(Data about app and page elements)
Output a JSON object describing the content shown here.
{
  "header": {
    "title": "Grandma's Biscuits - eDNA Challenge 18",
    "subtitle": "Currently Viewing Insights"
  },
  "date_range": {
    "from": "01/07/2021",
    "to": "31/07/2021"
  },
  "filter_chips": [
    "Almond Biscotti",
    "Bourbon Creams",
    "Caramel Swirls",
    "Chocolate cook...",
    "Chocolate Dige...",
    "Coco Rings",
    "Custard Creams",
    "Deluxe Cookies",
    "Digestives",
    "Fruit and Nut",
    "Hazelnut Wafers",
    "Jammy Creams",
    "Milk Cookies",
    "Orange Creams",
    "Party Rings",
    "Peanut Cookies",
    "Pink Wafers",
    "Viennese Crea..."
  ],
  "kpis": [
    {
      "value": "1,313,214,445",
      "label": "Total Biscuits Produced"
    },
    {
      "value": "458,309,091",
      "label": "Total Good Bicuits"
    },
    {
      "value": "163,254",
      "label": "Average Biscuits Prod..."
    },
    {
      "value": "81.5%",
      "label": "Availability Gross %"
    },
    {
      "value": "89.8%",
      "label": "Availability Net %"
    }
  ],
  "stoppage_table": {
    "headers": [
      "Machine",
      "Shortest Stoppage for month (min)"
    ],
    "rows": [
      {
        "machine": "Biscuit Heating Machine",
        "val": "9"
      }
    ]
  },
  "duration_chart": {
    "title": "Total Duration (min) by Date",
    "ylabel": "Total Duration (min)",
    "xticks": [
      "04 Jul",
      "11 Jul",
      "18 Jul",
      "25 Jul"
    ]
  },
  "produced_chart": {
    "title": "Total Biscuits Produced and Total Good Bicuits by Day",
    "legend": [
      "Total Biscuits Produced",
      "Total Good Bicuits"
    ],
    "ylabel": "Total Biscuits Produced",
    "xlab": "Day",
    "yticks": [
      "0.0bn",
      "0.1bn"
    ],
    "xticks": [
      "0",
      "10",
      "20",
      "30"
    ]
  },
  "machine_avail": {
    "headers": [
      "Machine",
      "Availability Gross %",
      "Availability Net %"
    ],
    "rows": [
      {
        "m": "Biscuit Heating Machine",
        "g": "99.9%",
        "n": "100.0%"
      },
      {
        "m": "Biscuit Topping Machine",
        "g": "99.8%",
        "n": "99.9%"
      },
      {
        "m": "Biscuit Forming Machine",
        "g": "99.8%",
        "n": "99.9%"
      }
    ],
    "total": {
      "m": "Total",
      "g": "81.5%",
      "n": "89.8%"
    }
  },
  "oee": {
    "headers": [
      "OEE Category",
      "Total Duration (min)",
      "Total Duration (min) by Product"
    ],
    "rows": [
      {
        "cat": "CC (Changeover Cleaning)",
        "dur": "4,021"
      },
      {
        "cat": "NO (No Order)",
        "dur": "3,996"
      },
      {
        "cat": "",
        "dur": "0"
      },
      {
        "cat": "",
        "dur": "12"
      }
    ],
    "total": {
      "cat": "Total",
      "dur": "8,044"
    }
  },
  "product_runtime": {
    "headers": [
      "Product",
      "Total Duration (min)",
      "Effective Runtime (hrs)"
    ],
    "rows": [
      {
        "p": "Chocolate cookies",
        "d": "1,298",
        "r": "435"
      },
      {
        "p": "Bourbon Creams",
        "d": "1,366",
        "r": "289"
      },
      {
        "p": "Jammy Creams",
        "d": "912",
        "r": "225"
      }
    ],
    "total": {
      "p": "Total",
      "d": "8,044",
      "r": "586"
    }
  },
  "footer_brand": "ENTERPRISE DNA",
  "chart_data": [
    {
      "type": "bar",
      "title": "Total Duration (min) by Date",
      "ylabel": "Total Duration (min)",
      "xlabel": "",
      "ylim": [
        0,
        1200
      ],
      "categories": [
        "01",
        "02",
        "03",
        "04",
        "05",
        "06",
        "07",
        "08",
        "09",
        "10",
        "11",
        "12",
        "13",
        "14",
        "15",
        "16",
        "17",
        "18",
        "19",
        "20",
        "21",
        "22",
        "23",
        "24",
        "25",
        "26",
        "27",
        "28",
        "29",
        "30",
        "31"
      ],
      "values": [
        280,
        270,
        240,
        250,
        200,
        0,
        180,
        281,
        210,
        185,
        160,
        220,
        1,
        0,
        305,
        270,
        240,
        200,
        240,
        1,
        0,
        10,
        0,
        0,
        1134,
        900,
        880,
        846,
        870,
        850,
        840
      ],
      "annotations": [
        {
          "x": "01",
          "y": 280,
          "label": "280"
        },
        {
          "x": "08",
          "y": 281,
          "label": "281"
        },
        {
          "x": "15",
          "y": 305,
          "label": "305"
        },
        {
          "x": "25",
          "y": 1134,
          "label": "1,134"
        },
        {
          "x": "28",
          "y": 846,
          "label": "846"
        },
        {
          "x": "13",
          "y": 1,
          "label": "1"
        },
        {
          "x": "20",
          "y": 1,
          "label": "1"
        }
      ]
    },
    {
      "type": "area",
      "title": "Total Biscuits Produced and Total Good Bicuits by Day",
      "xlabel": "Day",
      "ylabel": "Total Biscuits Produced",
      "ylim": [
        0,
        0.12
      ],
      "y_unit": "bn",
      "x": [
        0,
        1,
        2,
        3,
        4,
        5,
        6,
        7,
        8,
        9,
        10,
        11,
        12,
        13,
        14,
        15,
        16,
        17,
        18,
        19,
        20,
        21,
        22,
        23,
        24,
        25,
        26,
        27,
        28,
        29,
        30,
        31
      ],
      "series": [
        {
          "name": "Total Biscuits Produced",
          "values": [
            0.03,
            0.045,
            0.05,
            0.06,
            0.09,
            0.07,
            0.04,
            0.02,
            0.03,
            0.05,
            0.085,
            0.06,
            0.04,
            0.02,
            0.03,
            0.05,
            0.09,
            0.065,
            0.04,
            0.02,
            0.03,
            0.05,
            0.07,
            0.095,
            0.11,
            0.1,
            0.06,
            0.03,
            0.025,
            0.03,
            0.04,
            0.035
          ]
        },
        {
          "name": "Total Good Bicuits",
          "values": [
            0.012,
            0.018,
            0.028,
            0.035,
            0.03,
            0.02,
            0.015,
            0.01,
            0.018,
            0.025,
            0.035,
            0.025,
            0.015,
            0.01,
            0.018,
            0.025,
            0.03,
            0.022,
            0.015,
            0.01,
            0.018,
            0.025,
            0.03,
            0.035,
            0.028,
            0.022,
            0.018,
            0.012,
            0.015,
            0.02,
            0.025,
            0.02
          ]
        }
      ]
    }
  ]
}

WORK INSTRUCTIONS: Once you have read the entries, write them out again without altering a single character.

ANSWER AREA:
Output a JSON object describing the content shown here.
{
  "header": {
    "title": "Grandma's Biscuits - eDNA Challenge 18",
    "subtitle": "Currently Viewing Insights"
  },
  "date_range": {
    "from": "01/07/2021",
    "to": "31/07/2021"
  },
  "filter_chips": [
    "Almond Biscotti",
    "Bourbon Creams",
    "Caramel Swirls",
    "Chocolate cook...",
    "Chocolate Dige...",
    "Coco Rings",
    "Custard Creams",
    "Deluxe Cookies",
    "Digestives",
    "Fruit and Nut",
    "Hazelnut Wafers",
    "Jammy Creams",
    "Milk Cookies",
    "Orange Creams",
    "Party Rings",
    "Peanut Cookies",
    "Pink Wafers",
    "Viennese Crea..."
  ],
  "kpis": [
    {
      "value": "1,313,214,445",
      "label": "Total Biscuits Produced"
    },
    {
      "value": "458,309,091",
      "label": "Total Good Bicuits"
    },
    {
      "value": "163,254",
      "label": "Average Biscuits Prod..."
    },
    {
      "value": "81.5%",
      "label": "Availability Gross %"
    },
    {
      "value": "89.8%",
      "label": "Availability Net %"
    }
  ],
  "stoppage_table": {
    "headers": [
      "Machine",
      "Shortest Stoppage for month (min)"
    ],
    "rows": [
      {
        "machine": "Biscuit Heating Machine",
        "val": "9"
      }
    ]
  },
  "duration_chart": {
    "title": "Total Duration (min) by Date",
    "ylabel": "Total Duration (min)",
    "xticks": [
      "04 Jul",
      "11 Jul",
      "18 Jul",
      "25 Jul"
    ]
  },
  "produced_chart": {
    "title": "Total Biscuits Produced and Total Good Bicuits by Day",
    "legend": [
      "Total Biscuits Produced",
      "Total Good Bicuits"
    ],
    "ylabel": "Total Biscuits Produced",
    "xlab": "Day",
    "yticks": [
      "0.0bn",
      "0.1bn"
    ],
    "xticks": [
      "0",
      "10",
      "20",
      "30"
    ]
  },
  "machine_avail": {
    "headers": [
      "Machine",
      "Availability Gross %",
      "Availability Net %"
    ],
    "rows": [
      {
        "m": "Biscuit Heating Machine",
        "g": "99.9%",
        "n": "100.0%"
      },
      {
        "m": "Biscuit Topping Machine",
        "g": "99.8%",
        "n": "99.9%"
      },
      {
        "m": "Biscuit Forming Machine",
        "g": "99.8%",
        "n": "99.9%"
      }
    ],
    "total": {
      "m": "Total",
      "g": "81.5%",
      "n": "89.8%"
    }
  },
  "oee": {
    "headers": [
      "OEE Category",
      "Total Duration (min)",
      "Total Duration (min) by Product"
    ],
    "rows": [
      {
        "cat": "CC (Changeover Cleaning)",
        "dur": "4,021"
      },
      {
        "cat": "NO (No Order)",
        "dur": "3,996"
      },
      {
        "cat": "",
        "dur": "0"
      },
      {
        "cat": "",
        "dur": "12"
      }
    ],
    "total": {
      "cat": "Total",
      "dur": "8,044"
    }
  },
  "product_runtime": {
    "headers": [
      "Product",
      "Total Duration (min)",
      "Effective Runtime (hrs)"
    ],
    "rows": [
      {
        "p": "Chocolate cookies",
        "d": "1,298",
        "r": "435"
      },
      {
        "p": "Bourbon Creams",
        "d": "1,366",
        "r": "289"
      },
      {
        "p": "Jammy Creams",
        "d": "912",
        "r": "225"
      }
    ],
    "total": {
      "p": "Total",
      "d": "8,044",
      "r": "586"
    }
  },
  "footer_brand": "ENTERPRISE DNA",
  "chart_data": [
    {
      "type": "bar",
      "title": "Total Duration (min) by Date",
      "ylabel": "Total Duration (min)",
      "xlabel": "",
      "ylim": [
        0,
        1200
      ],
      "categories": [
        "01",
        "02",
        "03",
        "04",
        "05",
        "06",
        "07",
        "08",
        "09",
        "10",
        "11",
        "12",
        "13",
        "14",
        "15",
        "16",
        "17",
        "18",
        "19",
        "20",
        "21",
        "22",
        "23",
        "24",
        "25",
        "26",
        "27",
        "28",
        "29",
        "30",
        "31"
      ],
      "values": [
        280,
        270,
        240,
        250,
        200,
        0,
        180,
        281,
        210,
        185,
        160,
        220,
        1,
        0,
        305,
        270,
        240,
        200,
        240,
        1,
        0,
        10,
        0,
        0,
        1134,
        900,
        880,
        846,
        870,
        850,
        840
      ],
      "annotations": [
        {
          "x": "01",
          "y": 280,
          "label": "280"
        },
        {
          "x": "08",
          "y": 281,
          "label": "281"
        },
        {
          "x": "15",
          "y": 305,
          "label": "305"
        },
        {
          "x": "25",
          "y": 1134,
          "label": "1,134"
        },
        {
          "x": "28",
          "y": 846,
          "label": "846"
        },
        {
          "x": "13",
          "y": 1,
          "label": "1"
        },
        {
          "x": "20",
          "y": 1,
          "label": "1"
        }
      ]
    },
    {
      "type": "area",
      "title": "Total Biscuits Produced and Total Good Bicuits by Day",
      "xlabel": "Day",
      "ylabel": "Total Biscuits Produced",
      "ylim": [
        0,
        0.12
      ],
      "y_unit": "bn",
      "x": [
        0,
        1,
        2,
        3,
        4,
        5,
        6,
        7,
        8,
        9,
        10,
        11,
        12,
        13,
        14,
        15,
        16,
        17,
        18,
        19,
        20,
        21,
        22,
        23,
        24,
        25,
        26,
        27,
        28,
        29,
        30,
        31
      ],
      "series": [
        {
          "name": "Total Biscuits Produced",
          "values": [
            0.03,
            0.045,
            0.05,
            0.06,
            0.09,
            0.07,
            0.04,
            0.02,
            0.03,
            0.05,
            0.085,
            0.06,
            0.04,
            0.02,
            0.03,
            0.05,
            0.09,
            0.065,
            0.04,
            0.02,
            0.03,
            0.05,
            0.07,
            0.095,
            0.11,
            0.1,
            0.06,
            0.03,
            0.025,
            0.03,
            0.04,
            0.035
          ]
        },
        {
          "name": "Total Good Bicuits",
          "values": [
            0.012,
            0.018,
            0.028,
            0.035,
            0.03,
            0.02,
            0.015,
            0.01,
            0.018,
            0.025,
            0.035,
            0.025,
            0.015,
            0.01,
            0.018,
            0.025,
            0.03,
            0.022,
            0.015,
            0.01,
            0.018,
            0.025,
            0.03,
            0.035,
            0.028,
            0.022,
            0.018,
            0.012,
            0.015,
            0.02,
            0.025,
            0.02
          ]
        }
      ]
    }
  ]
}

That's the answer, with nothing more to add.